To quantify bacterial equivalents before and after chemomechanical preparation using 3% sodium hypochlorite (NaOCl) and intracanal dressing with calcium hydroxide paste (Ca(OH)2) or 2% Chlorhexidine digluconate gel (CHX) in necrotic pulps associated or not with apical periodontitis and to further compare this quantification with counts of anaerobic microorganisms.

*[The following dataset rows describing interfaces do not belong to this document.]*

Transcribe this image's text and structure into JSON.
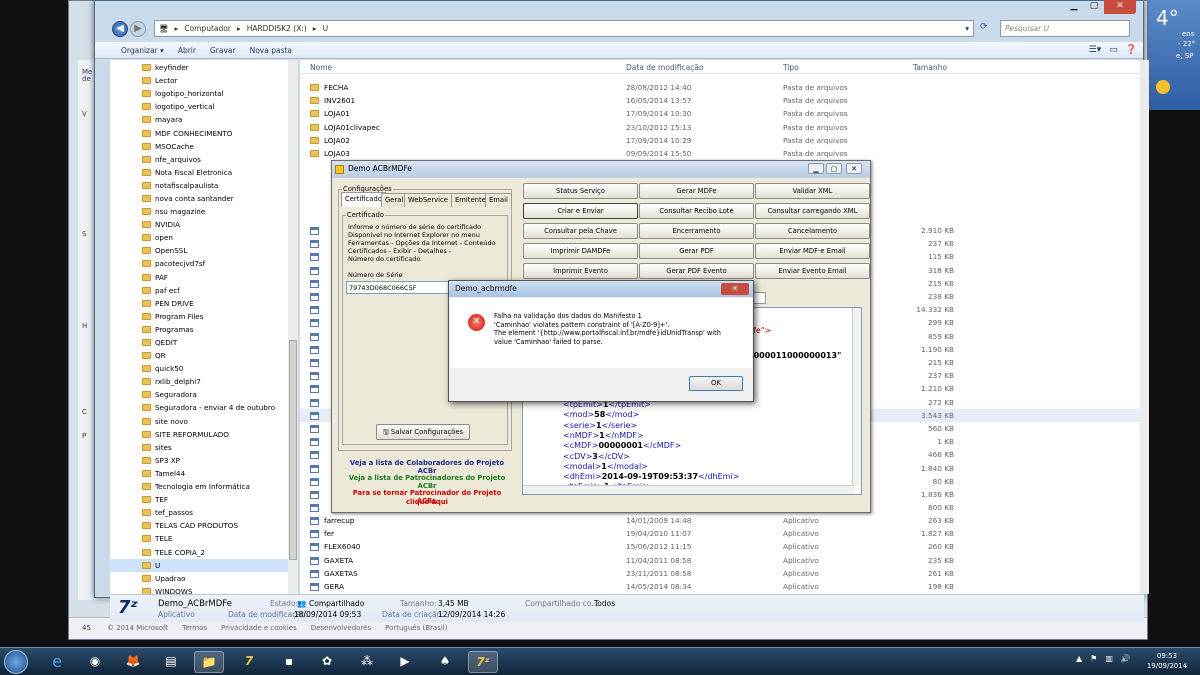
{
  "wallpaper": {
    "temp": "4°",
    "line1": "ens",
    "line2": "- 22°",
    "line3": "e, SP"
  },
  "back_window": {
    "footer_items": [
      "© 2014 Microsoft",
      "Termos",
      "Privacidade e cookies",
      "Desenvolvedores",
      "Português (Brasil)"
    ],
    "left_labels": [
      "Me",
      "de",
      "V",
      "S",
      "H",
      "C",
      "P",
      "45"
    ]
  },
  "explorer": {
    "breadcrumb": [
      "Computador",
      "HARDDISK2 (X:)",
      "U"
    ],
    "search_placeholder": "Pesquisar U",
    "toolbar": [
      "Organizar ▾",
      "Abrir",
      "Gravar",
      "Nova pasta"
    ],
    "columns": {
      "name": "Nome",
      "date": "Data de modificação",
      "type": "Tipo",
      "size": "Tamanho"
    },
    "tree": [
      "keyfinder",
      "Lector",
      "logotipo_horizontal",
      "logotipo_vertical",
      "mayara",
      "MDF CONHECIMENTO",
      "MSOCache",
      "nfe_arquivos",
      "Nota Fiscal Eletronica",
      "notafiscalpaulista",
      "nova conta santander",
      "nsu magazine",
      "NVIDIA",
      "open",
      "OpenSSL",
      "pacotecjvd7sf",
      "PAF",
      "paf ecf",
      "PEN DRIVE",
      "Program Files",
      "Programas",
      "QEDIT",
      "QR",
      "quick50",
      "rxlib_delphi7",
      "Seguradora",
      "Seguradora - enviar 4 de outubro",
      "site novo",
      "SITE REFORMULADO",
      "sites",
      "SP3 XP",
      "Tamel44",
      "Tecnologia em Informática",
      "TEF",
      "tef_passos",
      "TELAS CAD PRODUTOS",
      "TELE",
      "TELE COPIA_2",
      "U",
      "Upadrao",
      "WINDOWS"
    ],
    "files_top": [
      {
        "name": "FECHA",
        "date": "28/08/2012 14:40",
        "type": "Pasta de arquivos",
        "size": ""
      },
      {
        "name": "INV2601",
        "date": "16/05/2014 13:57",
        "type": "Pasta de arquivos",
        "size": ""
      },
      {
        "name": "LOJA01",
        "date": "17/09/2014 10:30",
        "type": "Pasta de arquivos",
        "size": ""
      },
      {
        "name": "LOJA01clivapec",
        "date": "23/10/2012 15:13",
        "type": "Pasta de arquivos",
        "size": ""
      },
      {
        "name": "LOJA02",
        "date": "17/09/2014 10:29",
        "type": "Pasta de arquivos",
        "size": ""
      },
      {
        "name": "LOJA03",
        "date": "09/09/2014 15:50",
        "type": "Pasta de arquivos",
        "size": ""
      }
    ],
    "files_bottom": [
      {
        "name": "farrecup",
        "date": "14/01/2009 14:48",
        "type": "Aplicativo",
        "size": "263 KB"
      },
      {
        "name": "fer",
        "date": "19/04/2010 11:07",
        "type": "Aplicativo",
        "size": "1.827 KB"
      },
      {
        "name": "FLEX6040",
        "date": "15/06/2012 11:15",
        "type": "Aplicativo",
        "size": "260 KB"
      },
      {
        "name": "GAXETA",
        "date": "11/04/2011 08:58",
        "type": "Aplicativo",
        "size": "235 KB"
      },
      {
        "name": "GAXETAS",
        "date": "23/11/2011 08:58",
        "type": "Aplicativo",
        "size": "261 KB"
      },
      {
        "name": "GERA",
        "date": "14/05/2014 08:34",
        "type": "Aplicativo",
        "size": "198 KB"
      }
    ],
    "sizes_middle": [
      "2.910 KB",
      "237 KB",
      "115 KB",
      "318 KB",
      "215 KB",
      "238 KB",
      "14.332 KB",
      "299 KB",
      "859 KB",
      "1.190 KB",
      "215 KB",
      "237 KB",
      "1.210 KB",
      "272 KB",
      "3.543 KB",
      "560 KB",
      "1 KB",
      "466 KB",
      "1.840 KB",
      "80 KB",
      "1.836 KB",
      "800 KB"
    ],
    "details": {
      "name": "Demo_ACBrMDFe",
      "kind": "Aplicativo",
      "state_label": "Estado:",
      "state": "Compartilhado",
      "size_label": "Tamanho:",
      "size": "3,45 MB",
      "modified_label": "Data de modificação:",
      "modified": "18/09/2014 09:53",
      "created_label": "Data de criação:",
      "created": "12/09/2014 14:26",
      "shared_label": "Compartilhado co...",
      "shared": "Todos"
    }
  },
  "acbr": {
    "title": "Demo ACBrMDFe",
    "config_legend": "Configurações",
    "tabs": [
      "Certificado",
      "Geral",
      "WebService",
      "Emitente",
      "Email"
    ],
    "cert_legend": "Certificado",
    "cert_help": "Informe o número de série do certificado\nDisponível no Internet Explorer no menu\nFerramentas - Opções da Internet - Conteúdo\nCertificados - Exibir - Detalhes -\nNúmero do certificado",
    "serial_label": "Número de Série",
    "serial_value": "79743D068C066C5F",
    "save_button": "Salvar Configurações",
    "links": {
      "colab": "Veja a lista de Colaboradores do Projeto ACBr",
      "patro": "Veja a lista de Patrocinadores do Projeto ACBr",
      "become1": "Para se tornar Patrocinador do Projeto ACBr,",
      "become2": "clique aqui"
    },
    "buttons": [
      [
        "Status Serviço",
        "Gerar MDFe",
        "Validar XML"
      ],
      [
        "Criar e Enviar",
        "Consultar Recibo Lote",
        "Consultar carregando XML"
      ],
      [
        "Consultar pela Chave",
        "Encerramento",
        "Cancelamento"
      ],
      [
        "Imprimir DAMDFe",
        "Gerar PDF",
        "Enviar MDF-e Email"
      ],
      [
        "Imprimir Evento",
        "Gerar PDF Evento",
        "Enviar Evento Email"
      ]
    ],
    "xml_partial": [
      "dfe\">",
      "0000011000000013\""
    ],
    "xml_lines": [
      {
        "open": "<tpEmit>",
        "val": "1",
        "close": "</tpEmit>"
      },
      {
        "open": "<mod>",
        "val": "58",
        "close": "</mod>"
      },
      {
        "open": "<serie>",
        "val": "1",
        "close": "</serie>"
      },
      {
        "open": "<nMDF>",
        "val": "1",
        "close": "</nMDF>"
      },
      {
        "open": "<cMDF>",
        "val": "00000001",
        "close": "</cMDF>"
      },
      {
        "open": "<cDV>",
        "val": "3",
        "close": "</cDV>"
      },
      {
        "open": "<modal>",
        "val": "1",
        "close": "</modal>"
      },
      {
        "open": "<dhEmi>",
        "val": "2014-09-19T09:53:37",
        "close": "</dhEmi>"
      },
      {
        "open": "<tpEmis>",
        "val": "1",
        "close": "</tpEmis>"
      }
    ]
  },
  "dialog": {
    "title": "Demo_acbrmdfe",
    "message": "Falha na validação dos dados do Manifesto 1\n'Caminhao' violates pattern constraint of '[A-Z0-9]+'.\nThe element '{http://www.portalfiscal.inf.br/mdfe}idUnidTransp' with\nvalue 'Caminhao' failed to parse.",
    "ok": "OK"
  },
  "taskbar": {
    "time": "09:53",
    "date": "19/09/2014"
  }
}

Prospective clinical trial in 69 single-rooted adult teeth (strict inclusion criteria); CHX group: 34; Ca(OH)2 group: 35. Bacteria samples were taken at baseline (S1), after chemomechanical preparation (S2) and after 14 days of intracanal dressing (S3). Bacterial equivalents were assessed by broad-range real-time polymerase chain reaction (qPCR), and live viable bacteria measured with conventional anaerobic culture (CFU/mL). Descriptive/inferential analysis was performed with spss vs. 20.0 (α = 0.05) using the Kruskal–Wallis, Mann–Whitney and chi-squared tests and Spearman's correlation coefficients.

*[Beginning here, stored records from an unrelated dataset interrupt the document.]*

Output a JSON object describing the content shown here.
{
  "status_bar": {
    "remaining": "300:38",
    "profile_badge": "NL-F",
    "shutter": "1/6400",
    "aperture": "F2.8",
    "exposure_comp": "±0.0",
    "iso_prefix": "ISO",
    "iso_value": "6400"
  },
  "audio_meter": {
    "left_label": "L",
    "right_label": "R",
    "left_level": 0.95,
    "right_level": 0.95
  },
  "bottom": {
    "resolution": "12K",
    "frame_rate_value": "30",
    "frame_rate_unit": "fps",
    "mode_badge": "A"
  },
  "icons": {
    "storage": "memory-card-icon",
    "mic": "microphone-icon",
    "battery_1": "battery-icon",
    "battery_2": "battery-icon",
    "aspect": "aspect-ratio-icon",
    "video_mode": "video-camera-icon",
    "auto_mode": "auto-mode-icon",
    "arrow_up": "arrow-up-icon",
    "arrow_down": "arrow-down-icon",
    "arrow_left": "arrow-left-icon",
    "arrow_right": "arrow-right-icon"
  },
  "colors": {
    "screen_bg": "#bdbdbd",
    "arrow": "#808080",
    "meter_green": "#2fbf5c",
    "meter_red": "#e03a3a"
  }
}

Both groups showed a significant decrease between S1 and S2 (Mann–Whitney U-test; P < 0.001) both in qPCR and in culture. In the Ca(OH)2-group, no variation was observed between S2 and S3 by qPCR and culture. In contrast, the CHX group showed a significant increase from S2 to S3 by both techniques. The two groups were only significantly different in S3 (Mann–Whitney U-test; P ≤ 0.001), with a worse performance in the CHX group. Again, these results were congruent by both approaches. Data from both approaches correlate reasonably (rS < 0.5).

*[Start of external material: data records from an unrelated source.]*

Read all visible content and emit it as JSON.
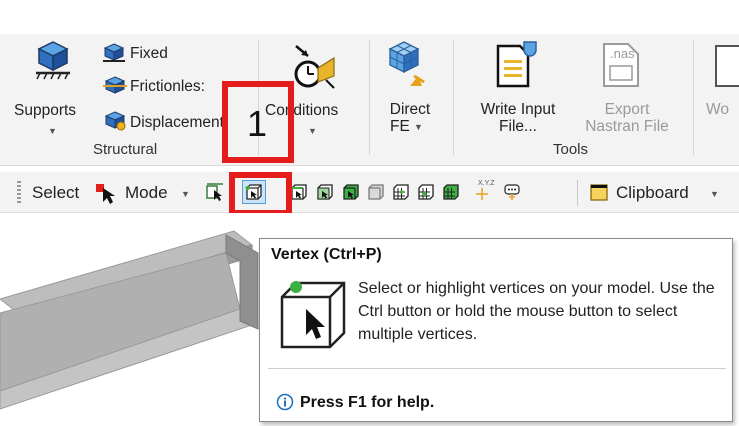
{
  "ribbon": {
    "structural": {
      "supports_label": "Supports",
      "fixed_label": "Fixed",
      "frictionless_label": "Frictionles:",
      "displacement_label": "Displacement",
      "group_label": "Structural"
    },
    "conditions_label": "Conditions",
    "direct_fe": {
      "line1": "Direct",
      "line2": "FE"
    },
    "tools": {
      "write_input_line1": "Write Input",
      "write_input_line2": "File...",
      "nas_ext": ".nas",
      "export_line1": "Export",
      "export_line2": "Nastran File",
      "group_label": "Tools"
    },
    "partial_label": "Wo"
  },
  "annotation": {
    "step_number": "1"
  },
  "toolbar": {
    "select_label": "Select",
    "mode_label": "Mode",
    "clipboard_label": "Clipboard",
    "xyz_label": "X.Y.Z"
  },
  "tooltip": {
    "title": "Vertex (Ctrl+P)",
    "description": "Select or highlight vertices on your model. Use the Ctrl button or hold the mouse button to select multiple vertices.",
    "help": "Press F1 for help."
  },
  "colors": {
    "highlight_red": "#e41c1c",
    "ribbon_bg": "#f3f3f3",
    "selected_tool_bg": "#cce4f7",
    "vertex_green": "#3cb043"
  }
}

Infected root canals contained a high bacterial load, and the chemomechanical root canal preparation reduced bacterial equivalents by 99.1% and anaerobic counts by 98.5%. Intracanal dressings were not efficient at reducing bacterial load, but the 14-day intracanal dressing with Ca(OH)2 performed significantly better than CHX, particularly in cases with apical periodontitis.